Anxiety can be at the root of some of those body language mistakes, which is why it pays to spend time researching the company and its interview process before showing up. It’s also worth noting that companies are increasingly asking questions that require candidates to think on their feet and engage in a challenge. Google (GOOG) became famous for the approach over a decade ago, but the strategy could fluster some job hunters, especially if they haven’t searched for a job recently. 

“The best solution to minimize pre-interview anxiety is solid preparation,” said Rosemary Haefner, chief human resources officer for CareerBuilder, in a statement. “If you don’t read about the company and research your role thoroughly, you could magnify your fear of interviewing poorly and lose the opportunity.”

Hiring managers identified five deal-breakers for job candidates, with two-thirds saying they wouldn’t hire a worker who was caught lying about something. A close runner-up was people who answer a cellphone or text during an interview (64 percent). The remaining deal-breakers are candidates who appear arrogant or entitled (59 percent); candidates who are inappropriately dressed (49 percent); and candidates who appear to lack accountability (48 percent).
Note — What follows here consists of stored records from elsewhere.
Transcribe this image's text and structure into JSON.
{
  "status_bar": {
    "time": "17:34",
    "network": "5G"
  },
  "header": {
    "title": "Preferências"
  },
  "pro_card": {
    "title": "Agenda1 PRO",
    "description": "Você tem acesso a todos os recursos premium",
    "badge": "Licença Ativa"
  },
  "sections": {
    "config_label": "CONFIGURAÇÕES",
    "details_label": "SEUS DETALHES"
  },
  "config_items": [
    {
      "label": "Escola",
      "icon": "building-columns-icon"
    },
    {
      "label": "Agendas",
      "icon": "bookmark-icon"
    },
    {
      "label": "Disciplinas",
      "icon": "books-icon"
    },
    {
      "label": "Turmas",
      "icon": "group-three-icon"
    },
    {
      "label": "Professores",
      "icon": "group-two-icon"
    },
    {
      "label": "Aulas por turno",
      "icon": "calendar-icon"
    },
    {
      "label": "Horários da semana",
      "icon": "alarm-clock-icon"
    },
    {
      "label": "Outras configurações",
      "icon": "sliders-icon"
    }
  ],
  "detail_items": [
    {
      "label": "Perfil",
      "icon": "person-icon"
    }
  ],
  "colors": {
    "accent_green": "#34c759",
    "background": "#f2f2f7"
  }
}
Aside from prepping for a company’s interview questions, it’s essential to project positive body language, which CareerBuilder said can have even more influence than verbal responses. 

The following body language mistakes can quickly sink a job seeker’s chances, CareerBuilder found, which cited the percentage of hiring managers who said the behavior was an issue. 

  1. Failing to make eye contact: 67 percent
  2. Failing to smile: 39 percent
  3. Playing with something on the table: 34 percent
  4. Fidgeting too much in their seats: 32 percent
  5. Crossing their arms over their chests: 32 percent
  6. Having bad posture: 31 percent
  7. Playing with their hair or touching their faces: 28 percent
  8. Having a weak handshake: 22 percent
  9. Using too many hand gestures: 13 percent
  10. Having a handshake that was too strong: 9 percent

Asked about the strangest things job candidates have done in interviews, hiring managers offered a few doozies, such as bringing food to the meeting and not offering to share it. 

Here are their responses: 

  • Candidate asked to step away to call his wife to ask her if the starting salary was enough before he agreed to continue with the interview.
  • Candidate asked where the nearest bar was located.
  • Candidate brought his childhood toys to the interview.
  • Candidate ate a pizza he brought with him (and didn’t offer to share).
  • Candidate asked interviewer why her aura didn’t like the candidate.
  • Candidate invited interviewer to dinner afterwards.
  • Candidate stated that if the interviewer wanted to get to heaven, she would hire him.
  • Candidate ate crumbs off the table.
  • Candidate said her hair was perfect when asked why she should become part of the team.
  • Candidate sang to a song on the radio playing overhead.
  • Candidate bragged about being in the local newspaper for allegedly stealing a treadmill from an older woman’s house.
  • Candidate put on and took off her sunglasses.